• ACTIVITY
Among the lines below, count those with the word "this". Answer with the number only.

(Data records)
--
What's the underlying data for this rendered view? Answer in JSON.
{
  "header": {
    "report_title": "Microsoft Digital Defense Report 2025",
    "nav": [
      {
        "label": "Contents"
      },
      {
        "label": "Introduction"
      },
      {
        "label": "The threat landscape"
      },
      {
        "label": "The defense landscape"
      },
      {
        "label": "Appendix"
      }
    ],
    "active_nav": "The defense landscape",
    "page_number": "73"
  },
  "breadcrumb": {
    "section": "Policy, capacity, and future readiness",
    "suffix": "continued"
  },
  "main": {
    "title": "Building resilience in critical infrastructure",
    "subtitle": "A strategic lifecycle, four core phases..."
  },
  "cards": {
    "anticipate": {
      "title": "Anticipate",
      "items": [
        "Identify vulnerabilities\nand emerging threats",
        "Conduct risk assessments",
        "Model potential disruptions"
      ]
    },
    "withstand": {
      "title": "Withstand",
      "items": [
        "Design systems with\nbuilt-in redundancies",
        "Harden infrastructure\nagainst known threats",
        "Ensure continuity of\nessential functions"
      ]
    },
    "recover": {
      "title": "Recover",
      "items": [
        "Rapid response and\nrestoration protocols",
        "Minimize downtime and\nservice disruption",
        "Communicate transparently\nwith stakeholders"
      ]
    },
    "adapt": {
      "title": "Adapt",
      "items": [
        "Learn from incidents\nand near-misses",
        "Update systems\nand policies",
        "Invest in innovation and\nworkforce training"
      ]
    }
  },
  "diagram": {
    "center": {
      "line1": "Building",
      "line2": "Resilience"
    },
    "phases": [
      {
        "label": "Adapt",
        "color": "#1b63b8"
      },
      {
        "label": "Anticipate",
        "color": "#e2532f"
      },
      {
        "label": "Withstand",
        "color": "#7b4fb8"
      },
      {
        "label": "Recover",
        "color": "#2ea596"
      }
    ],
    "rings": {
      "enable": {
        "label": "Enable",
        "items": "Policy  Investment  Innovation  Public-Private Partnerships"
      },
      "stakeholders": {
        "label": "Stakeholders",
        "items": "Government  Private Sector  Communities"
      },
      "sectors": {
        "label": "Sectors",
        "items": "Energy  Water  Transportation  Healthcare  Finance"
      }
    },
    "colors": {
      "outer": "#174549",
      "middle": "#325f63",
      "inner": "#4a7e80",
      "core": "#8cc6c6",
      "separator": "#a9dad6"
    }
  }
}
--
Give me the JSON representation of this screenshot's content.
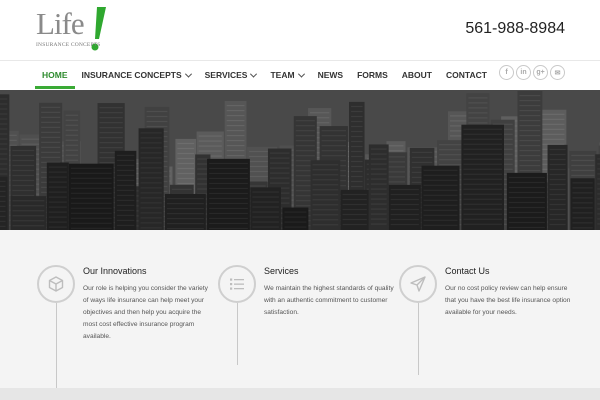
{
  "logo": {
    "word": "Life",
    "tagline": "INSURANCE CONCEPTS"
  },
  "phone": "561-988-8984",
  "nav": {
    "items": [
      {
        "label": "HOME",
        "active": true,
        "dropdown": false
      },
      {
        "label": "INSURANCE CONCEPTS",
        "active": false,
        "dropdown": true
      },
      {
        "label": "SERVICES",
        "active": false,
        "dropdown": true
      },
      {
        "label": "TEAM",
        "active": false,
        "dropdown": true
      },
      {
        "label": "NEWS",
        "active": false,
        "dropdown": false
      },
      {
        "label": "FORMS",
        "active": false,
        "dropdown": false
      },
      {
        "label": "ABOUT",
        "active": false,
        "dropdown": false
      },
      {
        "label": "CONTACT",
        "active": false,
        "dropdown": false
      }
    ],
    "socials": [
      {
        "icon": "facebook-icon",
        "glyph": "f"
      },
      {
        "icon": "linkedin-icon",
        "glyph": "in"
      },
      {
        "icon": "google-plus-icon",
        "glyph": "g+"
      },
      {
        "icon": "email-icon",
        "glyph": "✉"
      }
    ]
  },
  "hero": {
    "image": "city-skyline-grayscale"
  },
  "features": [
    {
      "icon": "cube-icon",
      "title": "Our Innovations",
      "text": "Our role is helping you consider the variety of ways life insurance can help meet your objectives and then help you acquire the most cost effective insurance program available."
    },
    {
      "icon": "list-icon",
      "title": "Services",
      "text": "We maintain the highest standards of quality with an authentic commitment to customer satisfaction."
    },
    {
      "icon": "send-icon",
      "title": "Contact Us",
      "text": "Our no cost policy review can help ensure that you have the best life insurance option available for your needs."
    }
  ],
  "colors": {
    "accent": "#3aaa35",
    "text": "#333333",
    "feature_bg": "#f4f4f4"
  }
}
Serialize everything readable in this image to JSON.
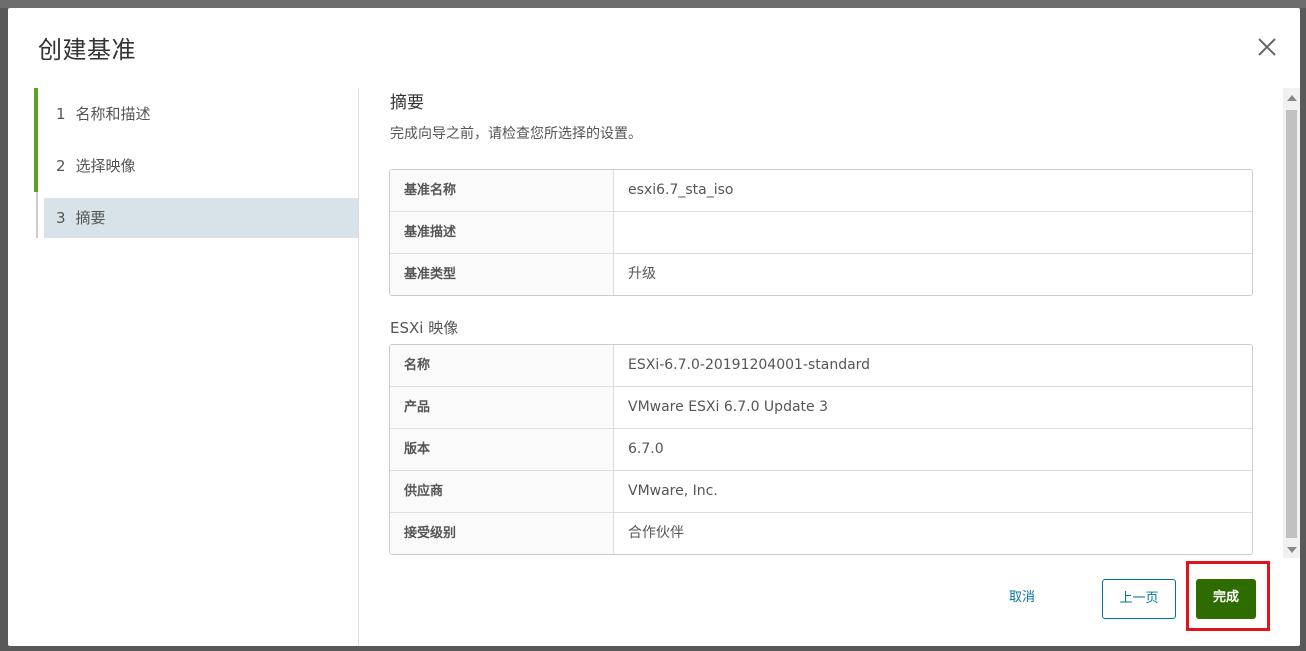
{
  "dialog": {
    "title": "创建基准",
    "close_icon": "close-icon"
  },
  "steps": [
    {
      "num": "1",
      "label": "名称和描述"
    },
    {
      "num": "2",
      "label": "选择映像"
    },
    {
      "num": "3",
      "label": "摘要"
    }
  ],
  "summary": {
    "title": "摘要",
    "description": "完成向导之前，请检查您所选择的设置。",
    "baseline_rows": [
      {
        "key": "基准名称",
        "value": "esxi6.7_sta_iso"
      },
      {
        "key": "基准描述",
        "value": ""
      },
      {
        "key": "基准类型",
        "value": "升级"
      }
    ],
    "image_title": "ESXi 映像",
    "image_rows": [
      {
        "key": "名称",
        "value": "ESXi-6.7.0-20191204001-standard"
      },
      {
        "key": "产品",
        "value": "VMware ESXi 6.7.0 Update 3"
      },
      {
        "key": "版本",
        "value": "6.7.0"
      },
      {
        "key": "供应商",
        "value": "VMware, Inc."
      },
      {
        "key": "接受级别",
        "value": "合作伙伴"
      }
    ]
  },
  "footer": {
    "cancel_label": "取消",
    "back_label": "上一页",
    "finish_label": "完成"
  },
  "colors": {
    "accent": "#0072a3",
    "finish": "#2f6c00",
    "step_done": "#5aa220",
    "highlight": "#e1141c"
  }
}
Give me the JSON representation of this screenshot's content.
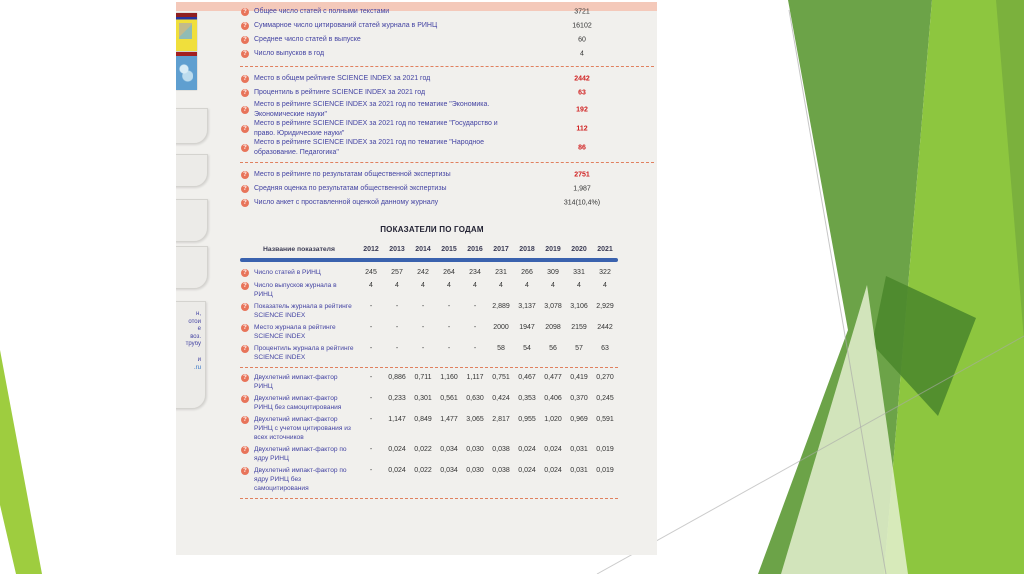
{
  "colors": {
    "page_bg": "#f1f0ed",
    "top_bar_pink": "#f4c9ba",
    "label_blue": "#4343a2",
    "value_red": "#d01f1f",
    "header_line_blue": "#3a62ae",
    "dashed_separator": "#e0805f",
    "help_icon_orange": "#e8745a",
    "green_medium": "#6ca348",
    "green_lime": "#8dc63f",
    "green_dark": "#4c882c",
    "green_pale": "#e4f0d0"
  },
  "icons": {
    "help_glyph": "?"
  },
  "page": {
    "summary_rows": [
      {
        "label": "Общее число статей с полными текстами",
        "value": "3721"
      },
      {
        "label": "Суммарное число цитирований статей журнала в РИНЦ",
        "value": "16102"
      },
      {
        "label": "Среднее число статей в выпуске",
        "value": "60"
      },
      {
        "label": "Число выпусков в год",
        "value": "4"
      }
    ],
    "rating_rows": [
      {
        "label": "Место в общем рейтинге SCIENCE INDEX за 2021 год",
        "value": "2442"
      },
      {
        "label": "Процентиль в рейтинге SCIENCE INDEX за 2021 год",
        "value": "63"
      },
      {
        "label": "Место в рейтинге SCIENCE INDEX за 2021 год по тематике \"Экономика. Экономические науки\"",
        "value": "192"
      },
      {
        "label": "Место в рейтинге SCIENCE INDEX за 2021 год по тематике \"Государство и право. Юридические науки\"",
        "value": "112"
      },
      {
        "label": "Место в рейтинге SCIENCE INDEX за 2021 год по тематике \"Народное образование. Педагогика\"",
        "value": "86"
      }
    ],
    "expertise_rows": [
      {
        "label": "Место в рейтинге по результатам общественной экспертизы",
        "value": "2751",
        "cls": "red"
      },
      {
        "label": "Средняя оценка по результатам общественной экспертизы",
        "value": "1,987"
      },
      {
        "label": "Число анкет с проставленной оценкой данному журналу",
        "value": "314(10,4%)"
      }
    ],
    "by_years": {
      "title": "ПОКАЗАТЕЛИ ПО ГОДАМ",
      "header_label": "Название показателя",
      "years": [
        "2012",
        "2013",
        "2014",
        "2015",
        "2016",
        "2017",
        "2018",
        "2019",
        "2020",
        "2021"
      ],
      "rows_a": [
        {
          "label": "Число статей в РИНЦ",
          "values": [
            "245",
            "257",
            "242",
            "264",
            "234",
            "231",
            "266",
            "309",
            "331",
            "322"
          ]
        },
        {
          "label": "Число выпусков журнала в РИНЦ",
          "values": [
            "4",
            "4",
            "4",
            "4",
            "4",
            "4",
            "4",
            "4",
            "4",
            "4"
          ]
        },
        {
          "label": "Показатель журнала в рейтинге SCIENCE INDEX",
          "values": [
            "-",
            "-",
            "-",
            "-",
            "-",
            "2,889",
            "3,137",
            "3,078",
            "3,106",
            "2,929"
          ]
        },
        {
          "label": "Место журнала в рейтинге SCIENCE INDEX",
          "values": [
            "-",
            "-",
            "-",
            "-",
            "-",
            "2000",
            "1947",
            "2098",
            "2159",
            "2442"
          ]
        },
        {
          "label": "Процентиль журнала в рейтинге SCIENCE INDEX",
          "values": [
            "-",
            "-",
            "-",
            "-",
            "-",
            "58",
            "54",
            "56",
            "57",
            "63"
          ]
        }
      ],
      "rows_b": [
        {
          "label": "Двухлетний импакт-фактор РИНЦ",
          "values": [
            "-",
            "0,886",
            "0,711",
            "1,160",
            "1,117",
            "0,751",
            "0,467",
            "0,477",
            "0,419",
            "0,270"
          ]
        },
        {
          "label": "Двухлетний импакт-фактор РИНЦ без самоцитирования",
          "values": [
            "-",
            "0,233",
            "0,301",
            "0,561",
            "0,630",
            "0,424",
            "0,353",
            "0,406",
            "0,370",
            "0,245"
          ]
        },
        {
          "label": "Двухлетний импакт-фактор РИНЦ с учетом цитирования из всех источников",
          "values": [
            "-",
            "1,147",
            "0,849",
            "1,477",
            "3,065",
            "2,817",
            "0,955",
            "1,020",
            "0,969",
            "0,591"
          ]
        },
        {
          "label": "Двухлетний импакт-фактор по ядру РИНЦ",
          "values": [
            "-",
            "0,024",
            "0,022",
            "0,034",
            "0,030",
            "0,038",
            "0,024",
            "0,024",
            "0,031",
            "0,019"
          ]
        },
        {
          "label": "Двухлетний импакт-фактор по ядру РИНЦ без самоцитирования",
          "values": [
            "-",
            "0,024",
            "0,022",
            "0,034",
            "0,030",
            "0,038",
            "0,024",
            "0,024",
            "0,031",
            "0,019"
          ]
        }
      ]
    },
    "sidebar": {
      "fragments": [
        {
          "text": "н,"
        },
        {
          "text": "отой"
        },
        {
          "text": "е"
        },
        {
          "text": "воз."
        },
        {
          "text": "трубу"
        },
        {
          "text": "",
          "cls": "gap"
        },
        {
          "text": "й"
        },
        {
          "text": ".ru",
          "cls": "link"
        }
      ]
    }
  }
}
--
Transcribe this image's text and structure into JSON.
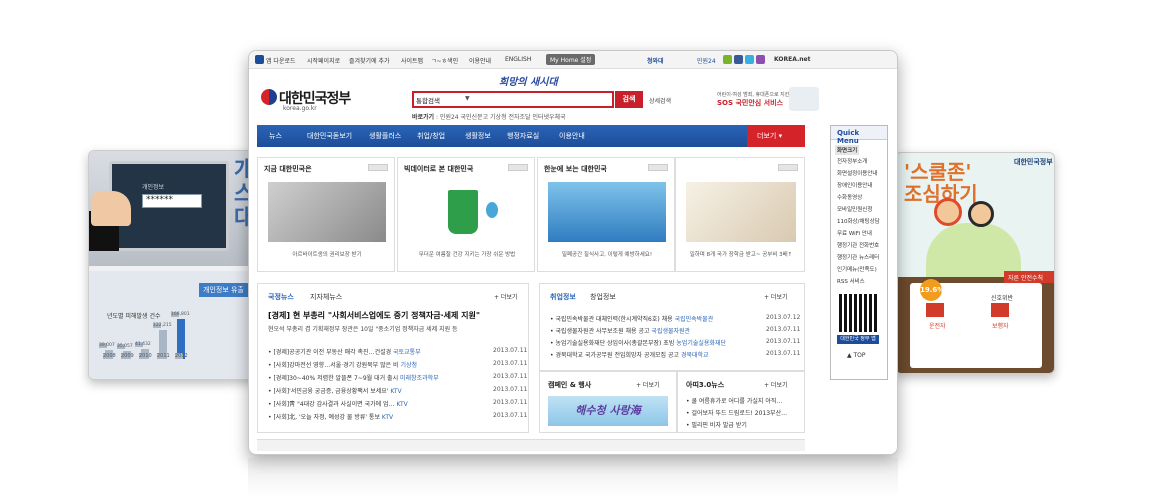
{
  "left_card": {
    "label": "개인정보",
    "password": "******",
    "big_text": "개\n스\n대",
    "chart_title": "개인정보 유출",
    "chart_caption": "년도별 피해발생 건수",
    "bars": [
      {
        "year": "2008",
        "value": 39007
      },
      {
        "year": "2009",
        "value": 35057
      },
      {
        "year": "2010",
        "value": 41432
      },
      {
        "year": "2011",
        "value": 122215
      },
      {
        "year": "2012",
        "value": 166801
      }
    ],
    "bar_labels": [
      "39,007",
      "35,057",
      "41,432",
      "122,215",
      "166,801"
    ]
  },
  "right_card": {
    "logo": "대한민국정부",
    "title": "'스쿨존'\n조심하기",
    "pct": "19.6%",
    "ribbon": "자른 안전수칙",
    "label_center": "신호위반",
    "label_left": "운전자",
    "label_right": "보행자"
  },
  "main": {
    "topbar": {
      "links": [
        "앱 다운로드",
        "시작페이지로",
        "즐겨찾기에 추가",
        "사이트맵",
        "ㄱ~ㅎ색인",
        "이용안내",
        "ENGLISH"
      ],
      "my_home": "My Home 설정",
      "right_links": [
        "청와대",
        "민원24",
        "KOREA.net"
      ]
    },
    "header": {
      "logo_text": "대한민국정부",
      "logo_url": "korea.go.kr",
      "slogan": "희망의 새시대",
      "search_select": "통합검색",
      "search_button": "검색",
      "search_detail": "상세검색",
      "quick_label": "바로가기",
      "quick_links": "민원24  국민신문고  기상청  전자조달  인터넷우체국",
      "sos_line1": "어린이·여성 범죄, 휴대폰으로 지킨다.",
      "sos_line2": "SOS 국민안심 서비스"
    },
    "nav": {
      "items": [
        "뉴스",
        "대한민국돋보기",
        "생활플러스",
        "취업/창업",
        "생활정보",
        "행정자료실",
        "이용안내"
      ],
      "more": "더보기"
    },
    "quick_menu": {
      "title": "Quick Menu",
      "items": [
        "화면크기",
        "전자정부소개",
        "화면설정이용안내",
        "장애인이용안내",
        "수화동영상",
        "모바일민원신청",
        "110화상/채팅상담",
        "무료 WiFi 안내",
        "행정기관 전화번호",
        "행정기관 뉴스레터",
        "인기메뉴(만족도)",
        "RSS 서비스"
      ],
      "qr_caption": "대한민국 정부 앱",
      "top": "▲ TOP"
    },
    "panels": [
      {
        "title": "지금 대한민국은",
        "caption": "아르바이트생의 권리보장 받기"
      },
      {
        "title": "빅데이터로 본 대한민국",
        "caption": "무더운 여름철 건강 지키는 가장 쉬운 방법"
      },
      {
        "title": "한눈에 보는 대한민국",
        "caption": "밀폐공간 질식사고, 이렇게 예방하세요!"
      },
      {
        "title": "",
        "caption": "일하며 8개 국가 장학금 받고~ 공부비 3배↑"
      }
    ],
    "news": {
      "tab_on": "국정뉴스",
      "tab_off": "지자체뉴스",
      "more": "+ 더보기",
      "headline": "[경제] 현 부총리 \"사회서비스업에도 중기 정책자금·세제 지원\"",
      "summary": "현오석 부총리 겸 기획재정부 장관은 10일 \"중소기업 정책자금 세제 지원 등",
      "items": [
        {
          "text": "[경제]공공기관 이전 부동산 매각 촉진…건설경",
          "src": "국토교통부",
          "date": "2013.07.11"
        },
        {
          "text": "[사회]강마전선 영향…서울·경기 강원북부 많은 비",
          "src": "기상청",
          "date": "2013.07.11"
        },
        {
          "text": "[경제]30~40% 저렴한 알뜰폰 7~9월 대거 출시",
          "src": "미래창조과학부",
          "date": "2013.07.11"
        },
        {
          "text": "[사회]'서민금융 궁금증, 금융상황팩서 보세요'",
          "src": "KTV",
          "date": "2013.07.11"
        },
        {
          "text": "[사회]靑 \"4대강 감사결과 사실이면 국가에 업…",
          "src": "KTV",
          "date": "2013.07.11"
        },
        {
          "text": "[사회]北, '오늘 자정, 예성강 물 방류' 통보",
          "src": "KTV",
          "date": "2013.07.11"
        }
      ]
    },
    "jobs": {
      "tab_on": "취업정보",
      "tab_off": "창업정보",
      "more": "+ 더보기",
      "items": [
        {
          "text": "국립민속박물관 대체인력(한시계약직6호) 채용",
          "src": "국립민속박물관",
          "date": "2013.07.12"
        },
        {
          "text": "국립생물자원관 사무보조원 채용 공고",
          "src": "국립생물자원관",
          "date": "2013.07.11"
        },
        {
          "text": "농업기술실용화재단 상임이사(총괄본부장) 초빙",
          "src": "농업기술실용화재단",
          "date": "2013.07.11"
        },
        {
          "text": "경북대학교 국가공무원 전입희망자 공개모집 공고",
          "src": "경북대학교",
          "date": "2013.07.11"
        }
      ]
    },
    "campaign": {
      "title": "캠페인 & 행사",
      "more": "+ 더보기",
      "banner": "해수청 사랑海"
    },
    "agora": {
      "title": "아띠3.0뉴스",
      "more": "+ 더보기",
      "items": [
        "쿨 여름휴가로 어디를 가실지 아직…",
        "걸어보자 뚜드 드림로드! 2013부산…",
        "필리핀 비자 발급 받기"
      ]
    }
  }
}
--
• EXERCISE SOLUTION
5